> _What the task requires_
Copy out each line of the data that includes the string "from".

Records contained in a dataset:
********
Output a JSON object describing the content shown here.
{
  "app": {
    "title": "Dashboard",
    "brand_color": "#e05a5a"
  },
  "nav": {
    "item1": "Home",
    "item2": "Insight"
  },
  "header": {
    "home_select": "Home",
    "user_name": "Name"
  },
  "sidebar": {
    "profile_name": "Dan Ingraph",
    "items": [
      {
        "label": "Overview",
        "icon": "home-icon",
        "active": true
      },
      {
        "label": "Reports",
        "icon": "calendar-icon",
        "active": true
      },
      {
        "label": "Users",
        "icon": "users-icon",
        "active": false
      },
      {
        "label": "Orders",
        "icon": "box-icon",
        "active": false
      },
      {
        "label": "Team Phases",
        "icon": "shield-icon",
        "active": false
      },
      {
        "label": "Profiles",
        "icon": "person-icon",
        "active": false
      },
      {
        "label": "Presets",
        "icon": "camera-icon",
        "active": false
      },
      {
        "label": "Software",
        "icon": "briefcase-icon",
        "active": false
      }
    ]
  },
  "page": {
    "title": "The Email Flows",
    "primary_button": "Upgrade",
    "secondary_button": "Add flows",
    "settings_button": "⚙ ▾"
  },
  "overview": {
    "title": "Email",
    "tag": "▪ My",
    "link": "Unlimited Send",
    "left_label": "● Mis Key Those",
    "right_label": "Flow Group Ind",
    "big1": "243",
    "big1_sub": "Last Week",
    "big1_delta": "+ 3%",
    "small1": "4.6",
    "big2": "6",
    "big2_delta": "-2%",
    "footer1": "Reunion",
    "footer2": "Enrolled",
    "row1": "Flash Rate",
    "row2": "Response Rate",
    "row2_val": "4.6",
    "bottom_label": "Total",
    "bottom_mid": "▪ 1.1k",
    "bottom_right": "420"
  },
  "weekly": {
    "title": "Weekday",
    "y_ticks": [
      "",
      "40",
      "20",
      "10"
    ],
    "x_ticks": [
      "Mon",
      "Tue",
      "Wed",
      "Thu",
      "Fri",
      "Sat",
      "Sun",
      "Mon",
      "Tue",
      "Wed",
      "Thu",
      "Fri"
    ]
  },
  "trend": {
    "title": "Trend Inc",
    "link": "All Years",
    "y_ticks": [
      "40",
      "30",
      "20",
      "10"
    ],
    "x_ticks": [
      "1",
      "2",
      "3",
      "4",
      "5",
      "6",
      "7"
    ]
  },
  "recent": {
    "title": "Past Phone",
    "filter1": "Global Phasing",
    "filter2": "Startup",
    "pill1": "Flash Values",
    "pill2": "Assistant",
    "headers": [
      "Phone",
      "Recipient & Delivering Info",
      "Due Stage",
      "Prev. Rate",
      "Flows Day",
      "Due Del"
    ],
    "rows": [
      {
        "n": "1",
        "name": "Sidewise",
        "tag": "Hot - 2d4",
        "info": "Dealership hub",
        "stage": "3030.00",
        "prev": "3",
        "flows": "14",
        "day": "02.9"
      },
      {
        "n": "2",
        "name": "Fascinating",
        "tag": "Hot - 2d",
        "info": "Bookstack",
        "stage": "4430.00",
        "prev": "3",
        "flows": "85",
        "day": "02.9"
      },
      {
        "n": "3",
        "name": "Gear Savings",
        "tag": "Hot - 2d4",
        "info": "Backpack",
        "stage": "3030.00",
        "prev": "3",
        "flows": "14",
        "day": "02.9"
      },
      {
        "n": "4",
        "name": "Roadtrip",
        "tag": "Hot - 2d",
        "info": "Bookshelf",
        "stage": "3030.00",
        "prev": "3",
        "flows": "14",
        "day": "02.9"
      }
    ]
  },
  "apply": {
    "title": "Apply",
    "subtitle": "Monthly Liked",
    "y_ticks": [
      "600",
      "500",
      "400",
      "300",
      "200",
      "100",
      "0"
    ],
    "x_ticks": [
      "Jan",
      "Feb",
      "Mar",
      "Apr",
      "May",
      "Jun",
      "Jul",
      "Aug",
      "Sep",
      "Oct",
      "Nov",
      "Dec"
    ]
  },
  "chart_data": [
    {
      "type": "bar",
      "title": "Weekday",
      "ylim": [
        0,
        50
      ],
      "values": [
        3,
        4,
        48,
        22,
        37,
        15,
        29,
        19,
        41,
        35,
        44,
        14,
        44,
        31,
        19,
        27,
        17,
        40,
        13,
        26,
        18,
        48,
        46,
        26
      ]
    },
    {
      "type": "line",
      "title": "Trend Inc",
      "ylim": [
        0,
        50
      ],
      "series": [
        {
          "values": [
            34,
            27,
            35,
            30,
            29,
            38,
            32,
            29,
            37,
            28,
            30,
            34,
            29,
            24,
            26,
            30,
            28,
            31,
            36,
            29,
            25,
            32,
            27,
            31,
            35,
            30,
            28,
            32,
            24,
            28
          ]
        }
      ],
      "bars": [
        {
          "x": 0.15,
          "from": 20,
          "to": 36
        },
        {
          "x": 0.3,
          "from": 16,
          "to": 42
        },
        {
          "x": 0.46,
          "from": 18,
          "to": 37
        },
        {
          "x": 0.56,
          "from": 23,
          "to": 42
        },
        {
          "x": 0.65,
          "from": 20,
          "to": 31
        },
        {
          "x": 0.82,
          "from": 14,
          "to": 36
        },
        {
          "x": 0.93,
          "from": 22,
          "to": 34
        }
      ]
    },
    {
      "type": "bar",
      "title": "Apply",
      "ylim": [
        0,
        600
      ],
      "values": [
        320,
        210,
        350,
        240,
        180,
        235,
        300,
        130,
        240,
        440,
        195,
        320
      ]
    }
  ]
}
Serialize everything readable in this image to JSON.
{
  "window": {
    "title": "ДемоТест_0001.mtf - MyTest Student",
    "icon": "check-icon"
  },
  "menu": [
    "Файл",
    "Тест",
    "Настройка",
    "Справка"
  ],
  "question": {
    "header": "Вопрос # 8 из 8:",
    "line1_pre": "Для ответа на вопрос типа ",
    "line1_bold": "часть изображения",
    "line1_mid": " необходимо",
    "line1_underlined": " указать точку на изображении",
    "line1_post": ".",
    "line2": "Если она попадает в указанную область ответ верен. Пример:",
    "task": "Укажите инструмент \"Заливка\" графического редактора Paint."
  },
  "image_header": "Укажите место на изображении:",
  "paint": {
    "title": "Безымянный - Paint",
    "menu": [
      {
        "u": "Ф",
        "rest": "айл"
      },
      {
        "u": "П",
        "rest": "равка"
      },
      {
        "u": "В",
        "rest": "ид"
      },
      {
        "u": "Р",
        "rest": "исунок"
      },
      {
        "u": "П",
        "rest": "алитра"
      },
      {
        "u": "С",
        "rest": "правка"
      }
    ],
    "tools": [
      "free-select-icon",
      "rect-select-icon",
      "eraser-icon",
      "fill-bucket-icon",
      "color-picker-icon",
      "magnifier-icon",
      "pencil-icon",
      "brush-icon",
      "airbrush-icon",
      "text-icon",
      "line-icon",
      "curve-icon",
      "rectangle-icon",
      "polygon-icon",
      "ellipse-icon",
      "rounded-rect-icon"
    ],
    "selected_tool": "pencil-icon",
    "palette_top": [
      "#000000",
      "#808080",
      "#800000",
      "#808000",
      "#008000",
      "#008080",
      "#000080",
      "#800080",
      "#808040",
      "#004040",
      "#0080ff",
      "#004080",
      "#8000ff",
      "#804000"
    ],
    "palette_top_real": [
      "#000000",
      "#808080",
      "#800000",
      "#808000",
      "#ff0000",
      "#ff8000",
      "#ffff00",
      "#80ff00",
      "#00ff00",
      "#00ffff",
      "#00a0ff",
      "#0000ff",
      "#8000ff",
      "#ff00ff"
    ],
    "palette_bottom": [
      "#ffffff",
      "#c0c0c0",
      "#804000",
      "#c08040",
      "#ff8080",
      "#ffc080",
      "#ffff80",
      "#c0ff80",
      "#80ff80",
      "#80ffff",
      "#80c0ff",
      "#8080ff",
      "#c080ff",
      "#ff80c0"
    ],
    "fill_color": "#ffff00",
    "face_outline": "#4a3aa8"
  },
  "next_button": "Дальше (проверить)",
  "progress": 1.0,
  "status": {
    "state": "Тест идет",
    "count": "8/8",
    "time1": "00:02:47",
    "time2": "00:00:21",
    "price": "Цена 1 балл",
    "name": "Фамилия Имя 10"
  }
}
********
> _Result of the exercise_
          "from": 20,
          "from": 16,
          "from": 18,
          "from": 23,
          "from": 20,
          "from": 14,
          "from": 22,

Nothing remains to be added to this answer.